(Element data from apps and pages)
----

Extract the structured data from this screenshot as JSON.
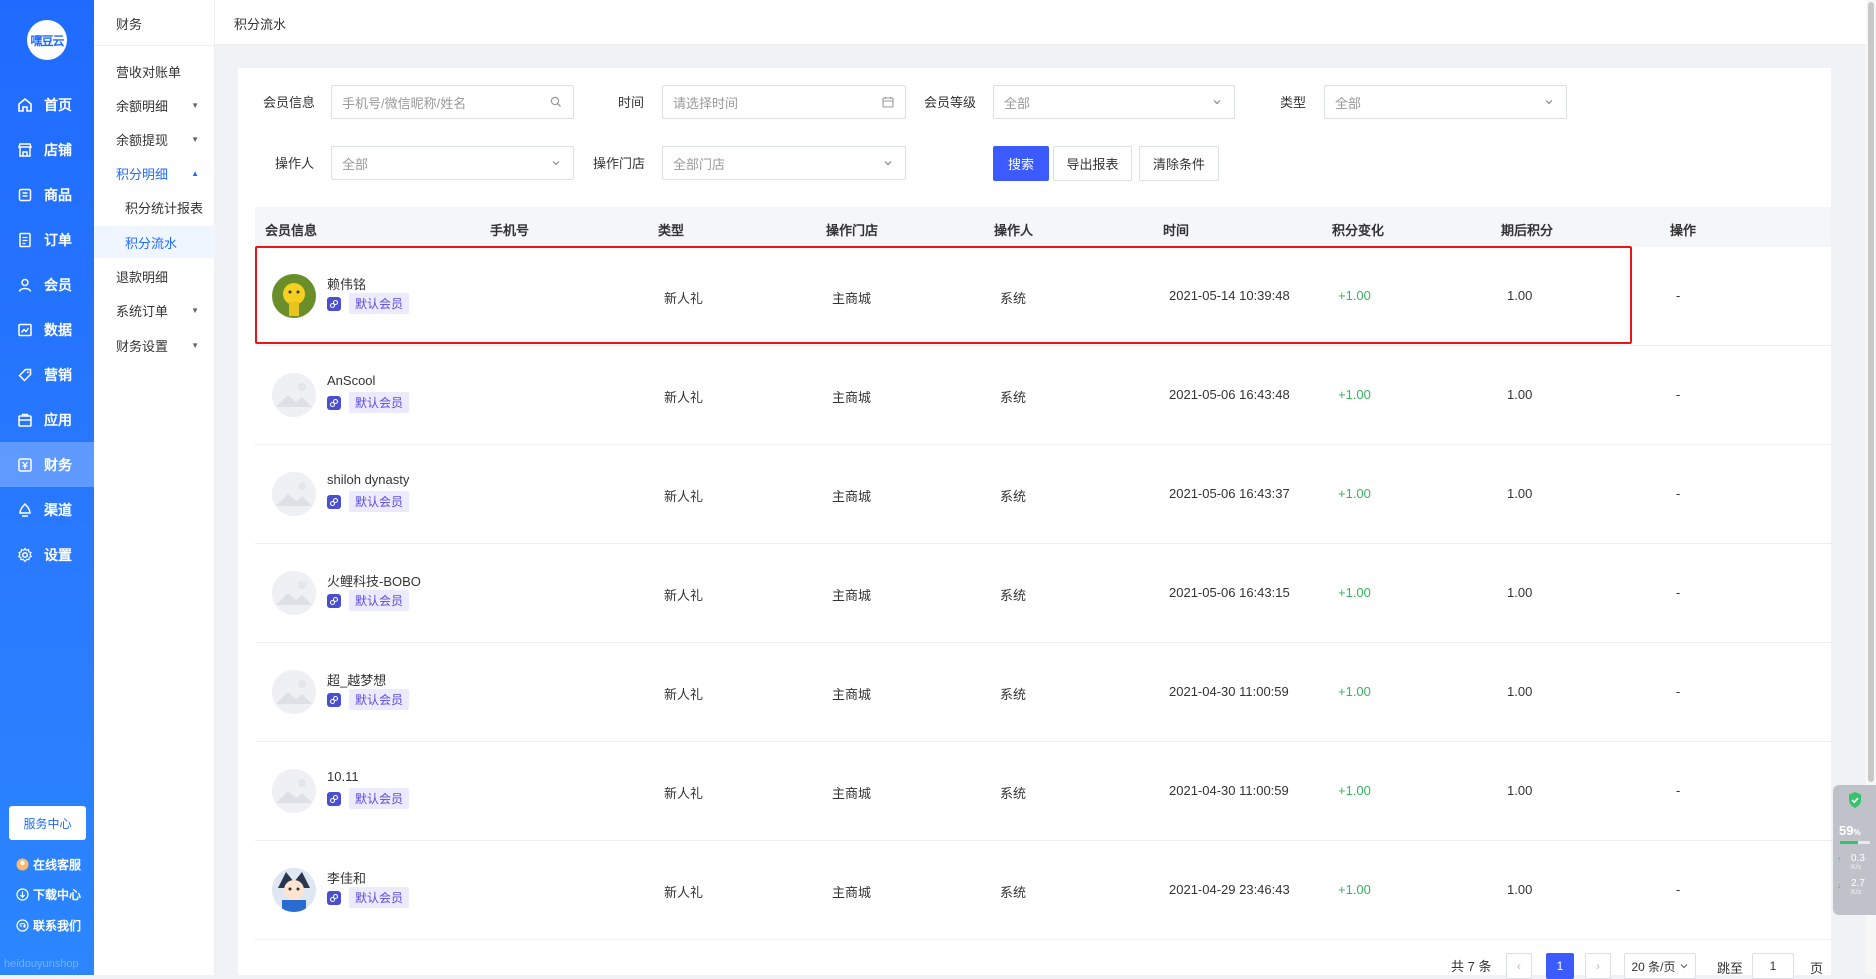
{
  "logo": {
    "text": "嘿豆云"
  },
  "nav": {
    "items": [
      {
        "label": "首页",
        "icon": "home-icon",
        "active": false
      },
      {
        "label": "店铺",
        "icon": "shop-icon",
        "active": false
      },
      {
        "label": "商品",
        "icon": "goods-icon",
        "active": false
      },
      {
        "label": "订单",
        "icon": "order-icon",
        "active": false
      },
      {
        "label": "会员",
        "icon": "member-icon",
        "active": false
      },
      {
        "label": "数据",
        "icon": "data-icon",
        "active": false
      },
      {
        "label": "营销",
        "icon": "tag-icon",
        "active": false
      },
      {
        "label": "应用",
        "icon": "app-icon",
        "active": false
      },
      {
        "label": "财务",
        "icon": "finance-icon",
        "active": true
      },
      {
        "label": "渠道",
        "icon": "channel-icon",
        "active": false
      },
      {
        "label": "设置",
        "icon": "gear-icon",
        "active": false
      }
    ],
    "service_button": "服务中心",
    "links": [
      {
        "label": "在线客服",
        "icon": "avatar-icon"
      },
      {
        "label": "下载中心",
        "icon": "download-icon"
      },
      {
        "label": "联系我们",
        "icon": "contact-icon"
      }
    ],
    "watermark": "heidouyunshop"
  },
  "subnav": {
    "title": "财务",
    "items": [
      {
        "label": "营收对账单",
        "caret": ""
      },
      {
        "label": "余额明细",
        "caret": "▼"
      },
      {
        "label": "余额提现",
        "caret": "▼"
      },
      {
        "label": "积分明细",
        "caret": "▲"
      },
      {
        "label": "退款明细",
        "caret": ""
      },
      {
        "label": "系统订单",
        "caret": "▼"
      },
      {
        "label": "财务设置",
        "caret": "▼"
      }
    ],
    "children": [
      {
        "label": "积分统计报表"
      },
      {
        "label": "积分流水"
      }
    ]
  },
  "breadcrumb": "积分流水",
  "filters": {
    "member_info_label": "会员信息",
    "member_info_placeholder": "手机号/微信昵称/姓名",
    "time_label": "时间",
    "time_placeholder": "请选择时间",
    "level_label": "会员等级",
    "level_value": "全部",
    "type_label": "类型",
    "type_value": "全部",
    "operator_label": "操作人",
    "operator_value": "全部",
    "store_label": "操作门店",
    "store_value": "全部门店",
    "search_button": "搜索",
    "export_button": "导出报表",
    "clear_button": "清除条件"
  },
  "table": {
    "headers": [
      "会员信息",
      "手机号",
      "类型",
      "操作门店",
      "操作人",
      "时间",
      "积分变化",
      "期后积分",
      "操作"
    ],
    "rows": [
      {
        "name": "赖伟铭",
        "tag": "默认会员",
        "phone": "",
        "type": "新人礼",
        "store": "主商城",
        "operator": "系统",
        "time": "2021-05-14 10:39:48",
        "change": "+1.00",
        "after": "1.00",
        "action": "-",
        "avatar": "yellow"
      },
      {
        "name": "AnScool",
        "tag": "默认会员",
        "phone": "",
        "type": "新人礼",
        "store": "主商城",
        "operator": "系统",
        "time": "2021-05-06 16:43:48",
        "change": "+1.00",
        "after": "1.00",
        "action": "-",
        "avatar": "placeholder"
      },
      {
        "name": "shiloh dynasty",
        "tag": "默认会员",
        "phone": "",
        "type": "新人礼",
        "store": "主商城",
        "operator": "系统",
        "time": "2021-05-06 16:43:37",
        "change": "+1.00",
        "after": "1.00",
        "action": "-",
        "avatar": "placeholder"
      },
      {
        "name": "火鲤科技-BOBO",
        "tag": "默认会员",
        "phone": "",
        "type": "新人礼",
        "store": "主商城",
        "operator": "系统",
        "time": "2021-05-06 16:43:15",
        "change": "+1.00",
        "after": "1.00",
        "action": "-",
        "avatar": "placeholder"
      },
      {
        "name": "超_越梦想",
        "tag": "默认会员",
        "phone": "",
        "type": "新人礼",
        "store": "主商城",
        "operator": "系统",
        "time": "2021-04-30 11:00:59",
        "change": "+1.00",
        "after": "1.00",
        "action": "-",
        "avatar": "placeholder"
      },
      {
        "name": "10.11",
        "tag": "默认会员",
        "phone": "",
        "type": "新人礼",
        "store": "主商城",
        "operator": "系统",
        "time": "2021-04-30 11:00:59",
        "change": "+1.00",
        "after": "1.00",
        "action": "-",
        "avatar": "placeholder"
      },
      {
        "name": "李佳和",
        "tag": "默认会员",
        "phone": "",
        "type": "新人礼",
        "store": "主商城",
        "operator": "系统",
        "time": "2021-04-29 23:46:43",
        "change": "+1.00",
        "after": "1.00",
        "action": "-",
        "avatar": "anime"
      }
    ]
  },
  "pagination": {
    "total": "共 7 条",
    "prev": "‹",
    "current": "1",
    "next": "›",
    "page_size": "20 条/页",
    "jump_label": "跳至",
    "jump_value": "1",
    "page_unit": "页"
  },
  "widget": {
    "percent": "59",
    "percent_unit": "%",
    "up_speed": "0.3",
    "up_unit": "K/s",
    "down_speed": "2.7",
    "down_unit": "K/s"
  },
  "colors": {
    "nav_blue": "#1f6bff",
    "primary_button": "#3b5bff",
    "positive_green": "#35b55f",
    "highlight_red": "#e8161b",
    "tag_purple": "#5a4be0"
  }
}
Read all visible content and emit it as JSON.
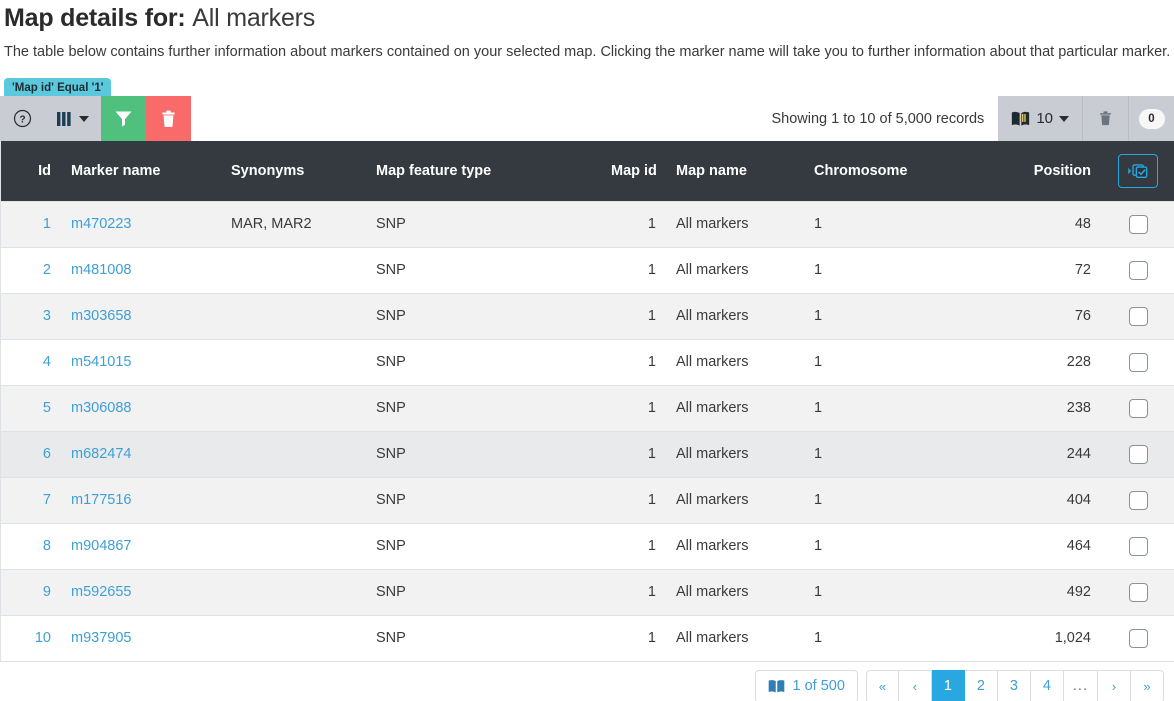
{
  "header": {
    "title_prefix": "Map details for:",
    "title_subject": "All markers",
    "description": "The table below contains further information about markers contained on your selected map. Clicking the marker name will take you to further information about that particular marker."
  },
  "filter": {
    "badge": "'Map id' Equal '1'"
  },
  "toolbar": {
    "help_icon": "question-circle-icon",
    "columns_icon": "columns-icon",
    "filter_icon": "funnel-icon",
    "delete_icon": "trash-icon",
    "records_text": "Showing 1 to 10 of 5,000 records",
    "page_size_icon": "book-icon",
    "page_size_value": "10",
    "clear_icon": "trash-icon",
    "selected_count": "0",
    "green_color": "#50c07e",
    "red_color": "#f96a6a",
    "toolbar_bg": "#c9ccd3"
  },
  "table": {
    "header_bg": "#343a40",
    "accent_color": "#29a7e0",
    "link_color": "#3f9fd4",
    "select_all_icon": "select-all-icon",
    "columns": [
      {
        "key": "id",
        "label": "Id",
        "align": "right"
      },
      {
        "key": "marker_name",
        "label": "Marker name",
        "align": "left"
      },
      {
        "key": "synonyms",
        "label": "Synonyms",
        "align": "left"
      },
      {
        "key": "map_feature_type",
        "label": "Map feature type",
        "align": "left"
      },
      {
        "key": "map_id",
        "label": "Map id",
        "align": "right"
      },
      {
        "key": "map_name",
        "label": "Map name",
        "align": "left"
      },
      {
        "key": "chromosome",
        "label": "Chromosome",
        "align": "left"
      },
      {
        "key": "position",
        "label": "Position",
        "align": "right"
      }
    ],
    "rows": [
      {
        "id": "1",
        "marker_name": "m470223",
        "synonyms": "MAR, MAR2",
        "map_feature_type": "SNP",
        "map_id": "1",
        "map_name": "All markers",
        "chromosome": "1",
        "position": "48"
      },
      {
        "id": "2",
        "marker_name": "m481008",
        "synonyms": "",
        "map_feature_type": "SNP",
        "map_id": "1",
        "map_name": "All markers",
        "chromosome": "1",
        "position": "72"
      },
      {
        "id": "3",
        "marker_name": "m303658",
        "synonyms": "",
        "map_feature_type": "SNP",
        "map_id": "1",
        "map_name": "All markers",
        "chromosome": "1",
        "position": "76"
      },
      {
        "id": "4",
        "marker_name": "m541015",
        "synonyms": "",
        "map_feature_type": "SNP",
        "map_id": "1",
        "map_name": "All markers",
        "chromosome": "1",
        "position": "228"
      },
      {
        "id": "5",
        "marker_name": "m306088",
        "synonyms": "",
        "map_feature_type": "SNP",
        "map_id": "1",
        "map_name": "All markers",
        "chromosome": "1",
        "position": "238"
      },
      {
        "id": "6",
        "marker_name": "m682474",
        "synonyms": "",
        "map_feature_type": "SNP",
        "map_id": "1",
        "map_name": "All markers",
        "chromosome": "1",
        "position": "244"
      },
      {
        "id": "7",
        "marker_name": "m177516",
        "synonyms": "",
        "map_feature_type": "SNP",
        "map_id": "1",
        "map_name": "All markers",
        "chromosome": "1",
        "position": "404"
      },
      {
        "id": "8",
        "marker_name": "m904867",
        "synonyms": "",
        "map_feature_type": "SNP",
        "map_id": "1",
        "map_name": "All markers",
        "chromosome": "1",
        "position": "464"
      },
      {
        "id": "9",
        "marker_name": "m592655",
        "synonyms": "",
        "map_feature_type": "SNP",
        "map_id": "1",
        "map_name": "All markers",
        "chromosome": "1",
        "position": "492"
      },
      {
        "id": "10",
        "marker_name": "m937905",
        "synonyms": "",
        "map_feature_type": "SNP",
        "map_id": "1",
        "map_name": "All markers",
        "chromosome": "1",
        "position": "1,024"
      }
    ]
  },
  "pagination": {
    "info_icon": "book-icon",
    "info_text": "1 of 500",
    "first_label": "«",
    "prev_label": "‹",
    "pages": [
      "1",
      "2",
      "3",
      "4"
    ],
    "active_page": "1",
    "ellipsis": "...",
    "next_label": "›",
    "last_label": "»"
  }
}
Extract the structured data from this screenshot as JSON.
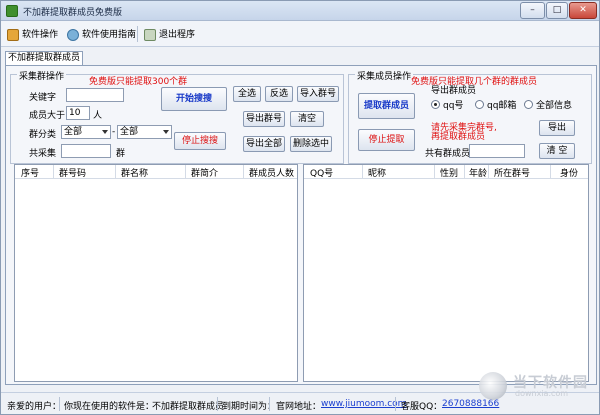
{
  "window": {
    "title": "不加群提取群成员免费版",
    "buttons": {
      "minimize": "–",
      "maximize": "□",
      "close": "✕"
    }
  },
  "menubar": {
    "items": [
      {
        "label": "软件操作",
        "icon": "software-icon"
      },
      {
        "label": "软件使用指南",
        "icon": "guide-icon"
      },
      {
        "label": "退出程序",
        "icon": "exit-icon"
      }
    ]
  },
  "tab": {
    "label": "不加群提取群成员"
  },
  "collect_group": {
    "title": "采集群操作",
    "notice": "免费版只能提取300个群",
    "keyword_label": "关键字",
    "keyword_value": "",
    "member_min_label": "成员大于",
    "member_min_value": "10",
    "member_unit": "人",
    "category_label": "群分类",
    "category_value_1": "全部",
    "category_dash": "-",
    "category_value_2": "全部",
    "total_label": "共采集",
    "total_value": "",
    "total_unit": "群",
    "start_button": "开始搜搜",
    "stop_button": "停止搜搜",
    "select_all": "全选",
    "invert": "反选",
    "import_groups": "导入群号",
    "export_groups": "导出群号",
    "clear": "清空",
    "export_all": "导出全部",
    "delete_selected": "删除选中"
  },
  "collect_members": {
    "title": "采集成员操作",
    "notice": "免费版只能提取几个群的群成员",
    "extract_button": "提取群成员",
    "stop_button": "停止提取",
    "export_title": "导出群成员",
    "options": [
      "qq号",
      "qq邮箱",
      "全部信息"
    ],
    "selected_option": 0,
    "warn_line1": "请先采集完群号,",
    "warn_line2": "再提取群成员",
    "export_button": "导出",
    "total_label": "共有群成员",
    "total_value": "",
    "clear_button": "清 空"
  },
  "groups_table": {
    "columns": [
      "序号",
      "群号码",
      "群名称",
      "群简介",
      "群成员人数"
    ]
  },
  "members_table": {
    "columns": [
      "QQ号",
      "昵称",
      "性别",
      "年龄",
      "所在群号",
      "身份"
    ]
  },
  "statusbar": {
    "user_label": "亲爱的用户：",
    "software_label": "你现在使用的软件是：",
    "software_value": "不加群提取群成员",
    "expire_label": "到期时间为：",
    "site_label": "官网地址：",
    "site_value": "www.jiumoom.com",
    "qq_label": "客服QQ：",
    "qq_value": "2670888166"
  },
  "watermark": {
    "text": "当下软件园",
    "sub": "downxia.com"
  }
}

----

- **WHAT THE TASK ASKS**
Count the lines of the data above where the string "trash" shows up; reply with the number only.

- **OUTPUT FOR THIS EXERCISE**
2